Barristers’ chambers have been forced to draw up contracts between themselves and their instructing firms after waiting seven years for the Law Society and Bar Council to reach agreement on formalising how the bar is paid for its services.
Historically clerks agreed verbal contracts between solicitors and barristers when accepting instructions, but the Bar Council introduced rules in 2001 stipulating that written contracts must be signed when retainers were accepted.
The Bar Council and the Law Society have spent the past seven years trying to thrash out a standard contract that sets can use when instructed by solicitors.
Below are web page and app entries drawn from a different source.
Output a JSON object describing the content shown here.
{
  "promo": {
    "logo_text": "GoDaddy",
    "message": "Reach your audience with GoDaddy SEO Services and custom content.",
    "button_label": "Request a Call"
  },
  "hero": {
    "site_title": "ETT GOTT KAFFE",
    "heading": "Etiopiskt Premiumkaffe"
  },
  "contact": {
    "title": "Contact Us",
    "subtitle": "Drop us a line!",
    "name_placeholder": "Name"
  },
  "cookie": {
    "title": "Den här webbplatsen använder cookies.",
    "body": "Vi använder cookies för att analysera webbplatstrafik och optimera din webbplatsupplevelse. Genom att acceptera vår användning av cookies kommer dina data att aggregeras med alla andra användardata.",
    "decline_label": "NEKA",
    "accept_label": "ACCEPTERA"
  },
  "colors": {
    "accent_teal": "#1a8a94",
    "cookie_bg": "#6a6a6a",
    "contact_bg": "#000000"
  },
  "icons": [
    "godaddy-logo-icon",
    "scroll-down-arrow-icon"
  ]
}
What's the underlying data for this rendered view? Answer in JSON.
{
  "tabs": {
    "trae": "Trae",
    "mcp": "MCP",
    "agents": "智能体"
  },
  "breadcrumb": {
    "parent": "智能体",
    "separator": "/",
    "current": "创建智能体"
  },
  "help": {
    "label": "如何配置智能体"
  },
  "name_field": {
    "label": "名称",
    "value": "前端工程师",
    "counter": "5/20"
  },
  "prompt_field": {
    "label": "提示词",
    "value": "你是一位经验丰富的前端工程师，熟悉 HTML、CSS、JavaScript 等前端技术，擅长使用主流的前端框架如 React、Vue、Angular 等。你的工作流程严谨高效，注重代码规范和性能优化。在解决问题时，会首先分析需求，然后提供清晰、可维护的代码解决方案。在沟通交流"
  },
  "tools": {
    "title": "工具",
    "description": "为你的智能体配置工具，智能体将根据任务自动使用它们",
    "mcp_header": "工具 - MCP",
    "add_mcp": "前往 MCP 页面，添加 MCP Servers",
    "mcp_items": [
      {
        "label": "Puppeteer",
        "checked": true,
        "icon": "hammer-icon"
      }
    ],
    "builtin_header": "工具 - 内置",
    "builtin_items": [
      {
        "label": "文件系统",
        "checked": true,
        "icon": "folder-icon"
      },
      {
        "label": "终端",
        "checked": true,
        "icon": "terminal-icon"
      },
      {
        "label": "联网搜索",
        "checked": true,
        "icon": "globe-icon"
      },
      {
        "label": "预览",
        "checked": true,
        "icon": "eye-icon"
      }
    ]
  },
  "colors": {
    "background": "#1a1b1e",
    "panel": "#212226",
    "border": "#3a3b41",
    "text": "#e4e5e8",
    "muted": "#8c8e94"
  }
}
The Bar Council was due to publish its guidance on contracts in January, but this was delayed after talks broke down.
According to one lawyer involved in the seven-year-long negotiations, it was “a long and tortuous process” that was not helped by barristers pontificating on simple points while lawyers demanded unreasonable terms.
The key sticking point was how to discipline lawyers who refuse to pay barristers’ fees and whether barrister conduct should be considered when it comes to non-payment.
Traditionally it was considered a breach of professional standards if solicitors failed to pay up. This rule was scrapped several years ago, leaving chambers with no means of redress when fees were not paid.
However, following news that Enterprise Chambers successfully sued West End firm Sibley & Co for fees owed following confusion over contracts (The Lawyer, 19 October), chambers have come under increased pressure to have enforceable contracts in place.
Chambers do have the option of having non-paying firms added to a Law Society blacklist, but Outer Temple Chambers commercial director Christine Kings said this did not offer a practical solution to the problem of non-payment.
“More and more chambers realise that they need contracts because there’s nothing to fall back on,” she said.
The guidelines are expected to provide the framework for all contracts between barristers and solicitors.
One senior practice director said: “It will undoubtedly change the positions in the relationships between barristers and lawyers.
“Chambers haven’t been able to recover fees directly from clients; equally they don’t share the risk of being exposed to a client who doesn’t pay.”